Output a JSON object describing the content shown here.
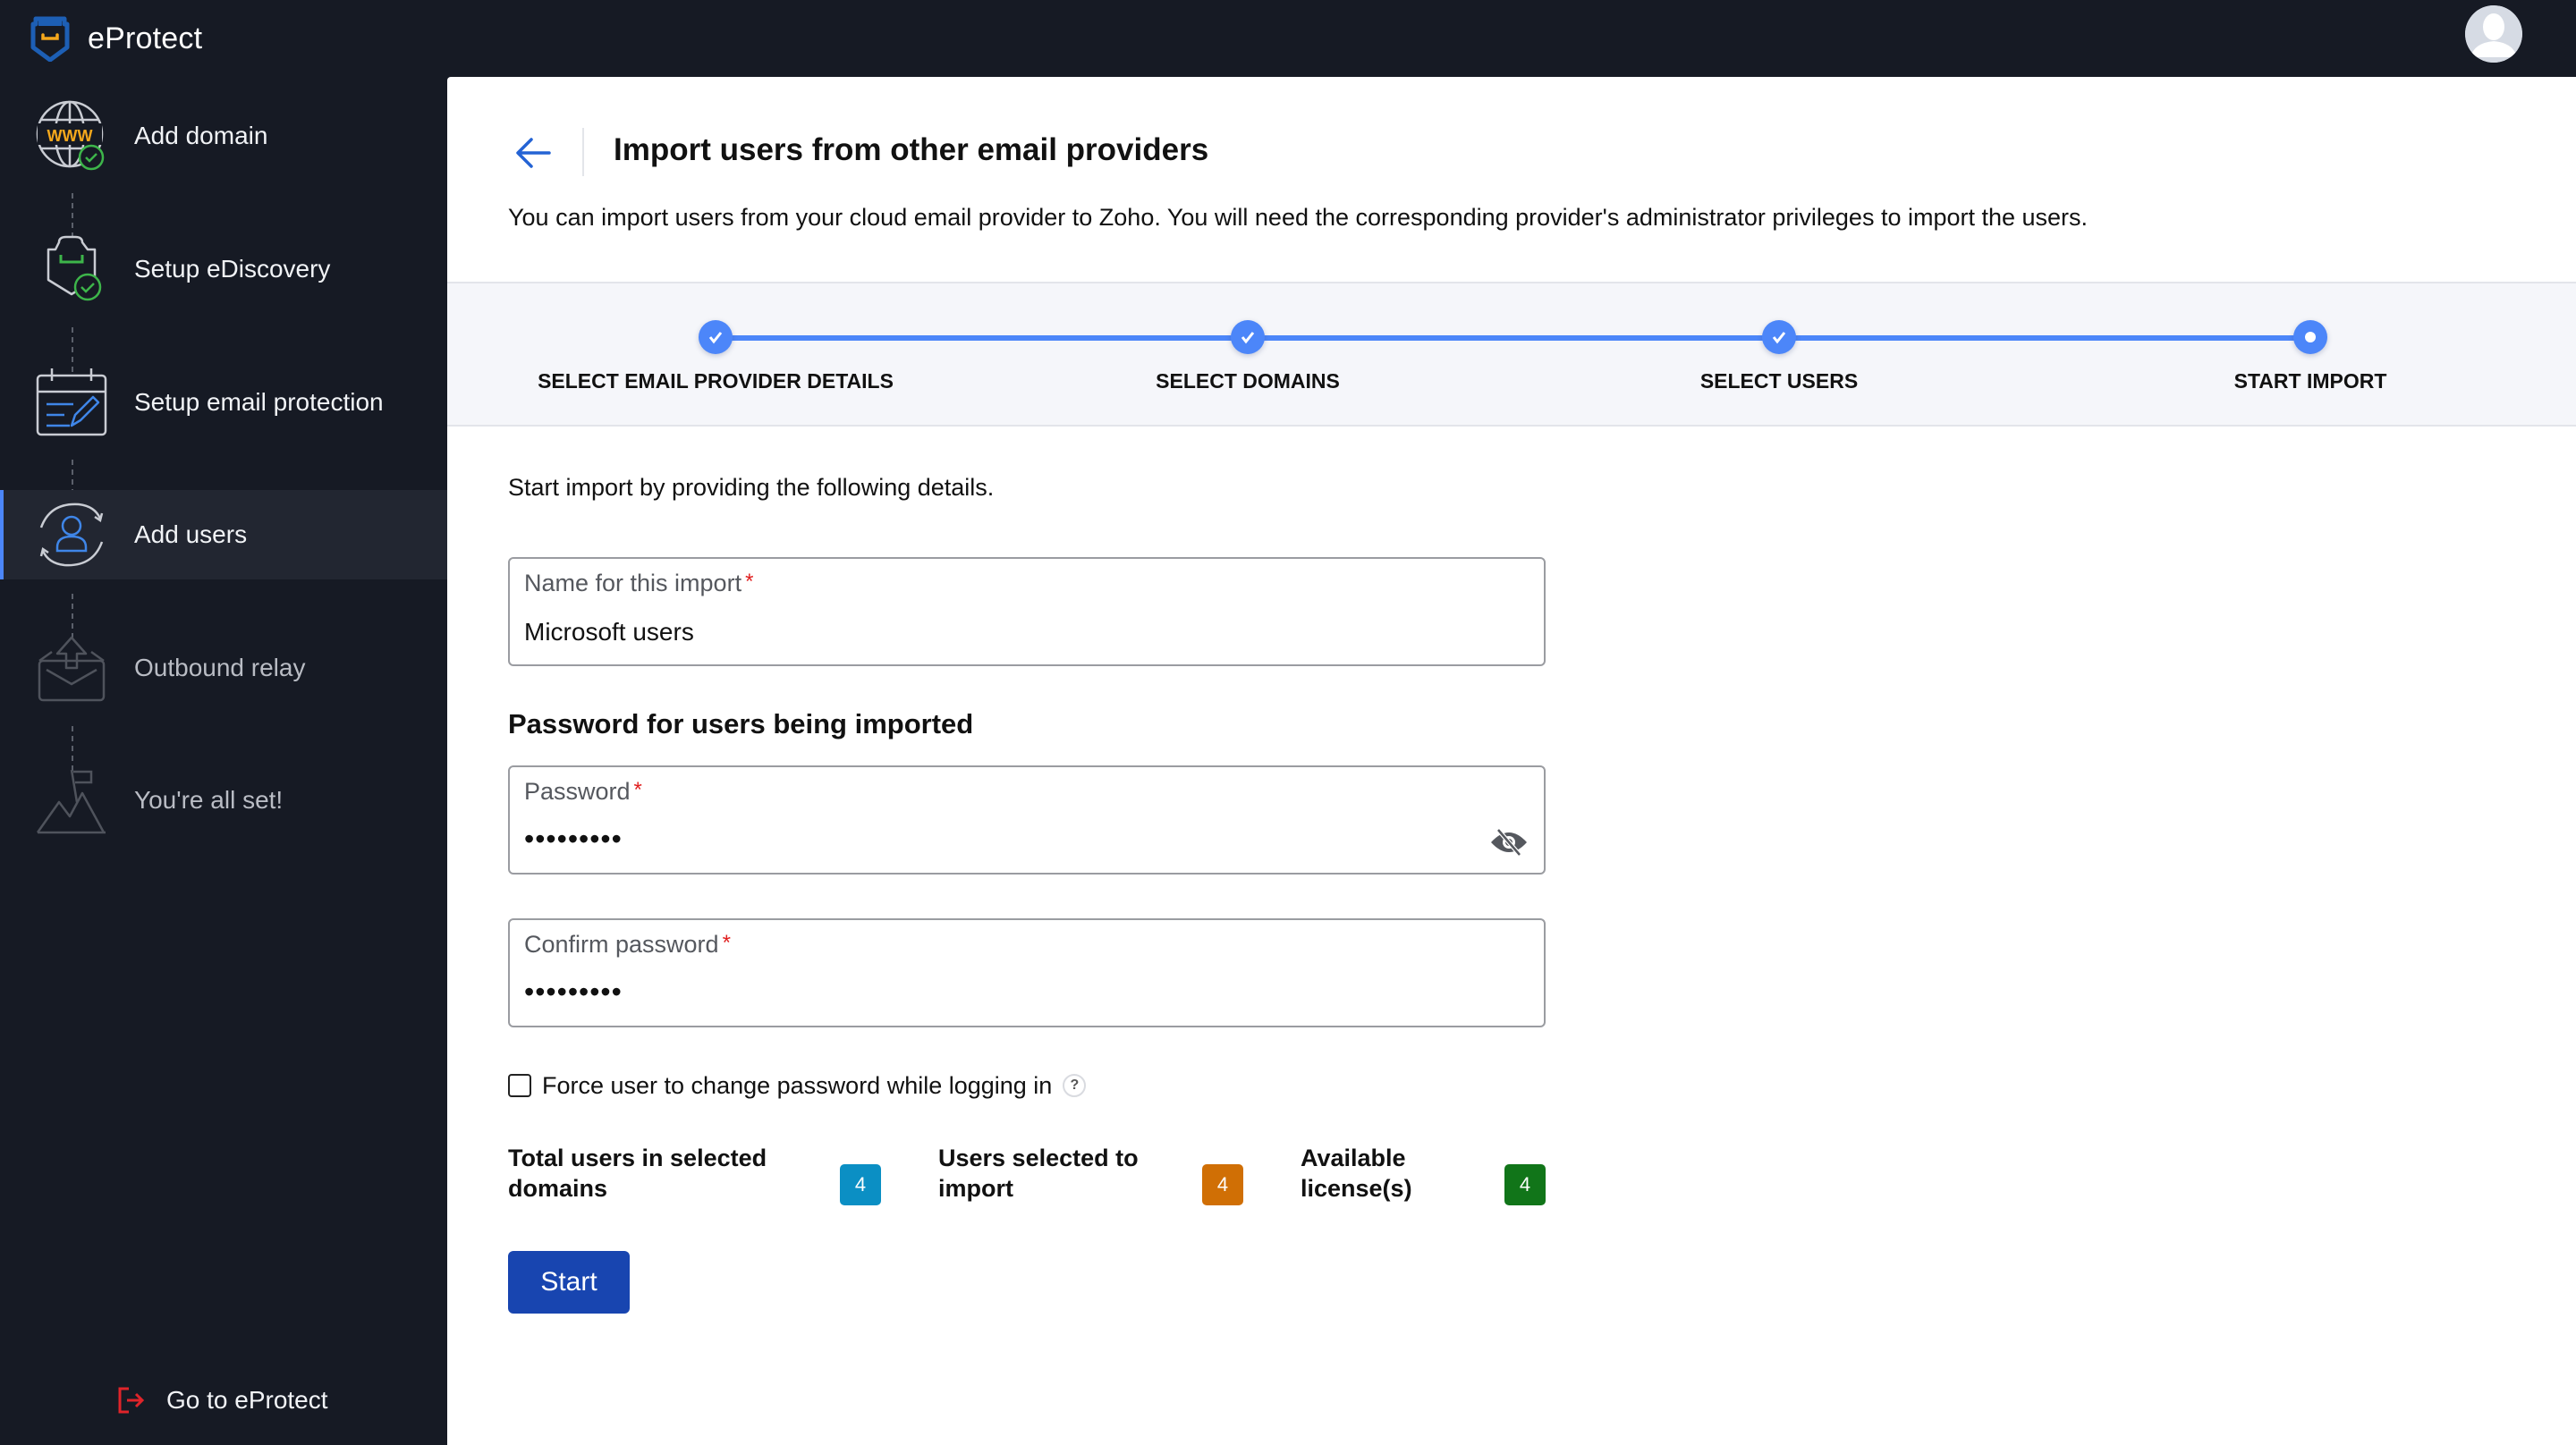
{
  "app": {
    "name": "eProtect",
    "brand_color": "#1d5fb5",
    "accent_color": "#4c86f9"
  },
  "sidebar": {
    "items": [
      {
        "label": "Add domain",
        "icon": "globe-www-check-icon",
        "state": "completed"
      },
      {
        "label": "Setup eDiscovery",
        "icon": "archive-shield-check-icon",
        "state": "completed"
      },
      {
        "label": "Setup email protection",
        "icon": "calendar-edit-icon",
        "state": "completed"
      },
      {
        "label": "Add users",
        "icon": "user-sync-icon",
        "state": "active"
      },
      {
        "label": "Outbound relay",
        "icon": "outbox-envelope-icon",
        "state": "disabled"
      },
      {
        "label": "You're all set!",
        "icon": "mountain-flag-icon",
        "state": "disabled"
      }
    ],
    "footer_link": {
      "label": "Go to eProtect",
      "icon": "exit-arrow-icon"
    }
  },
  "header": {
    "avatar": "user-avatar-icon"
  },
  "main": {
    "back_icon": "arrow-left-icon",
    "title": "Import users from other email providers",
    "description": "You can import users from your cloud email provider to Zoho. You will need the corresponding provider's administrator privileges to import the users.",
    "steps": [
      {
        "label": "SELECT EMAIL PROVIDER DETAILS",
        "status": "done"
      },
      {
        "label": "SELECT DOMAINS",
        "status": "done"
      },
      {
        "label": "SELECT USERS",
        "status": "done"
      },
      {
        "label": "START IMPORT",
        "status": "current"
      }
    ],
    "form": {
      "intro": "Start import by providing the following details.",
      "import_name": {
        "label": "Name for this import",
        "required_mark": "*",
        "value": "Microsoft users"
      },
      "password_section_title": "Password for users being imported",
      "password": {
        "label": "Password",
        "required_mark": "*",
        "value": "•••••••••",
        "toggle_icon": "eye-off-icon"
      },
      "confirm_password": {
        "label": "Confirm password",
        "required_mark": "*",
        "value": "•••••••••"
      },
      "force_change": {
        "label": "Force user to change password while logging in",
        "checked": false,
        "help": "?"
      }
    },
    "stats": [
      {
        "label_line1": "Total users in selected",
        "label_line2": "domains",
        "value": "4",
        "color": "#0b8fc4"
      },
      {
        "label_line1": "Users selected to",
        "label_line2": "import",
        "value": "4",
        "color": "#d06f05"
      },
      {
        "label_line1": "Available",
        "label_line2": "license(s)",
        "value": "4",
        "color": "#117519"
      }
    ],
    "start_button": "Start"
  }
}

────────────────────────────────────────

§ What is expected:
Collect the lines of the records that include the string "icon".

§ Finished exercise:
        "icon": "globe-www-check-icon",
        "icon": "archive-shield-check-icon",
        "icon": "calendar-edit-icon",
        "icon": "user-sync-icon",
        "icon": "outbox-envelope-icon",
        "icon": "mountain-flag-icon",
      "icon": "exit-arrow-icon"
    "avatar": "user-avatar-icon"
    "back_icon": "arrow-left-icon",
        "toggle_icon": "eye-off-icon"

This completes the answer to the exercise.